# How can I accurately measure the actuation force of small buttons (<1cm diameter) using home equipment?

I'm trying to measure the actuation force of buttons on the Playstation Vita, in preparation of building an external device that presses these buttons automatically. Specifically, I'm trying to measure the force required to push the buttons on the D-Pad on the left, and the action buttons on the right.

Googling "how to measure actuation force" will give you pages of results of mechanical keyboard enthusiast forums, and they often mention measuring the actuation force by stacking pennies / whatever coins you have until the key is depressed and the computer recognises the keypress. I can't do that normally here, since the buttons are really small (<1cm for the action buttons) and even the smallest coin my currency has cannot be stacked onto it without toppling over.

In an attempt to mitigate the problem, I made the following setup. It still uses coins as weights to push down the button, but I rested the coins on the ruler that in turn rests on another object of somewhat equal height/thickness to the game console, in this photo, the remote control seen in the background. I conducted the experiment by continuously adding coins with a game running on the console until it registers a keypress, and then summing up the weights of the coins.

However, the results are rather inconsistent and questionable. I repeated my experiments several times (by knocking down the coin tower and stacking it up again) as standard practice, and I got values ranging from 100g to 180g, which feels extremely high for buttons on a handheld game console, and that large spread seems to be telling me that my experimental technique is just plain wrong.

Some possible causes of inconsistencies from the setup:

1. The coins are not the same - I'm stacking 5 different coins at once
2. The coins are not stacked in the same order each time I redo the experiment
3. The center of the coin tower is not aligned with the center of the button on the game console - I don't know how to do this without the coin tower making contact with the neighboring buttons or it toppling over

Some steps I have taken to possibly improve accuracy:

1. The ruler used is a stiff metal ruler and does not bend significantly
2. The ruler is kept horizontal
3. The only points of contact of the ruler are the remote control seen in the background and a single button on the D-Pad.

TL;DR: How can I improve the accuracy of my setup, or other better ways to measure actuation force of such small buttons?

Update & Final Results I used the weighing scale method, and the results are 80g for the D-Pad and about 120g for the action buttons on the right. Thanks everyone!

• Have you got any small washers? Closer to the diamter? Or put the pad on a set of electronic scales? Aug 6, 2017 at 17:32
• I don't have small washers, but they are probably too light for my requirements. Closer to the diameter will make the coins dangle off the edge of the ruler, causing it to topple after stacking 5 coins or so. What do you mean put the pad on a set of electronic scales?
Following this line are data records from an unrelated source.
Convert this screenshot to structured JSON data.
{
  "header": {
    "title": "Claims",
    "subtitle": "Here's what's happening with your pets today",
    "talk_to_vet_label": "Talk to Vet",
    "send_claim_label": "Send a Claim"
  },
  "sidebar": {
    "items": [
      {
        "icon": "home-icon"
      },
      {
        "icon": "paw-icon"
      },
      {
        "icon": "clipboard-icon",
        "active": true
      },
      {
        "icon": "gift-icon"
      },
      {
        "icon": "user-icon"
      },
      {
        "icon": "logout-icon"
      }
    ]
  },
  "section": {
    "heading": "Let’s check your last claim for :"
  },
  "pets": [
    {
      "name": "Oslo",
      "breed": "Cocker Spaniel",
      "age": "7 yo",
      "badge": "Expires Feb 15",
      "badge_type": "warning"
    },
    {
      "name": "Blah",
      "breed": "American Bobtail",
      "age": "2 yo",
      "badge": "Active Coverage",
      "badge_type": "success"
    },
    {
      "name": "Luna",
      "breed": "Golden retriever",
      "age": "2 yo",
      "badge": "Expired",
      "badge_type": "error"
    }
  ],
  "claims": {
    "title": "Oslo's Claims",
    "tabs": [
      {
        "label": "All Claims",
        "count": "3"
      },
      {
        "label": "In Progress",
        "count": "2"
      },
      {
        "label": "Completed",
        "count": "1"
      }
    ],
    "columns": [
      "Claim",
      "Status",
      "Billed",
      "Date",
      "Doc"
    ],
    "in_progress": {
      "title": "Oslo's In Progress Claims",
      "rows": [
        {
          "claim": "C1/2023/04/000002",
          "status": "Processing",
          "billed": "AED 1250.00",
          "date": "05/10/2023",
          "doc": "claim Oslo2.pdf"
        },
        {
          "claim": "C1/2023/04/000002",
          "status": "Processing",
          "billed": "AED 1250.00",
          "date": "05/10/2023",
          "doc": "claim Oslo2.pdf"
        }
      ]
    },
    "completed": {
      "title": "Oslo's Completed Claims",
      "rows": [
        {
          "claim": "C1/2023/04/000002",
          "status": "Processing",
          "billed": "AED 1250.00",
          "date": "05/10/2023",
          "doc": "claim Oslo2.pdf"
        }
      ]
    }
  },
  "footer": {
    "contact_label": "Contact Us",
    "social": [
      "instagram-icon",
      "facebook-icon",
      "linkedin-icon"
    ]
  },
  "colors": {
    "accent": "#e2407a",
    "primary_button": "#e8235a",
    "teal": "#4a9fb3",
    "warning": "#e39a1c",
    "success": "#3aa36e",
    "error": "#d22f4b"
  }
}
Aug 6, 2017 at 17:34
• So, put the device on the scales, use tare to zero then push on the button gently and watch the reading to see when it operates. But repeatability and scanning frequency of the scales may be a problem... Aug 6, 2017 at 17:37
• Good idea, but are kitchen scales sensitive enough for this? I don't have any lab equipment. Aug 6, 2017 at 17:38
• My small one only goes to 5kg max but measures in grammes... Aug 6, 2017 at 17:44

If you want a quick and somewhat inaccurate hill-billy engineering answer, I would take a digital kitchen scale and place the PSV ontop of it, tare it, then load up a program to test the buttons (game, menu, etc). with the scale device zero'd out, slowly depress the button until it is read by the program. a full actuation can and will differ from the triggering of the circuit. Wait for the program to read the triggering rather than the button's actuation, and add a few extra grams to it.

If you want a precise measurement... I have no idea what you have available for building as far as "home equipment" is concerned.

• This is similar to SolarMike's comments. The one thing I'd add is: make at least 10 measurements, and if the median and average are not close to each other (or if the standard deviation is large-ish), take a lot more measurements until the data "smooths" . Aug 7, 2017 at 19:47